I recently learned that Adelaide has a suburb called Hendon. Naturally, I wondered if there was a connection to the Hendon, the most important site for aerial theatre in Britain both before and after the First World War. And the answer is: yes! ...continue reading →
What could be more American than football, cheerleaders, and country music? According to Hank Williams Jr in 1989 [edit: more like 1996 -- thanks, Robert Farley], only football, cheerleaders, country music, and air strikes on US national monuments (which magically transform them into symbols associated with football):

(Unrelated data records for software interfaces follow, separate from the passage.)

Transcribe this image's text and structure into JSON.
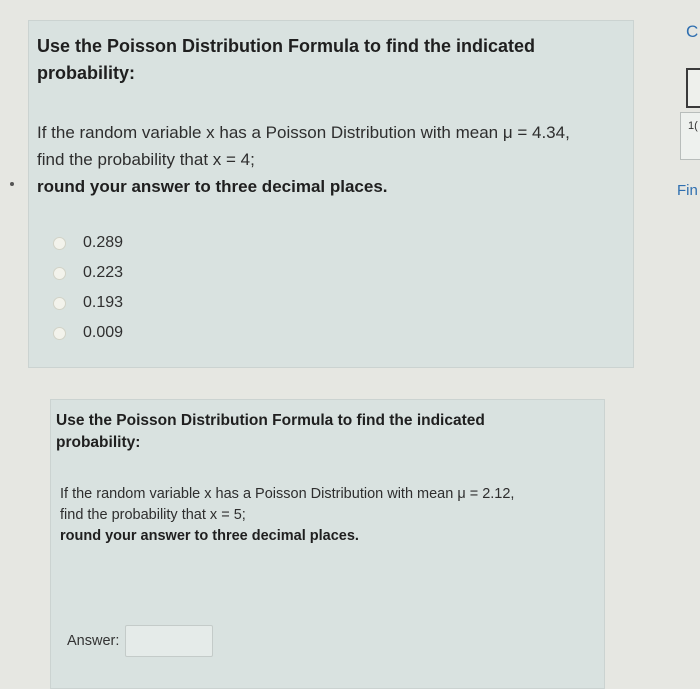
{
  "question1": {
    "title": "Use the Poisson Distribution Formula to find the indicated probability:",
    "line1": "If the random variable x has a Poisson Distribution with mean μ = 4.34,",
    "line2": "find the probability that x = 4;",
    "line3": "round your answer to three decimal places.",
    "options": [
      "0.289",
      "0.223",
      "0.193",
      "0.009"
    ]
  },
  "question2": {
    "title": "Use the Poisson Distribution Formula to find the indicated probability:",
    "line1": "If the random variable x has a Poisson Distribution with mean μ = 2.12,",
    "line2": "find the probability that x = 5;",
    "line3": "round your answer to three decimal places.",
    "answer_label": "Answer:",
    "answer_value": ""
  },
  "right_panel": {
    "top_letter": "C",
    "number": "1(",
    "fin_label": "Fin"
  }
}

In the rather enjoyable Falling Upwards, Richard Holmes spends most of his time discussing the history of ballooning in Britain, France, and the United States. However, he does briefly talk about the first balloon flights in Australia:
In 1858 the British balloon the Australian made some startling flights over Melbourne and Sydney. There was a late-summer ascent in March from Cremorne Gardens, Melbourne, in which a basketful of local dignitaries sailed over the Botanical Gardens in bright moonlight, with a magical sight of the festival fireworks far below. But, attempting to land at Battam's Swamp, they found themselves in a working-class district, and the balloon basket was seized by a violent crowd. Amid vocal democratic objections to such 'superior' transport, the distinguished guests were forced to escape by jettisoning champagne bottles, picnic hampers, several bags of sand ballast, and finally throwing off a few hardy objectors still clinging to the sides of the basket.1
I'd never heard about this 19th century aerial riot, or near-riot, in my home town. However, Holmes doesn't cite any sources; and while something like this did happen, when compared with contemporary press reports his account appears to be deficient in several respects. ...continue reading →
Richard Holmes, Falling Upwards: How We Took to the Air (London: William Collins, 2013), 94-5. ↩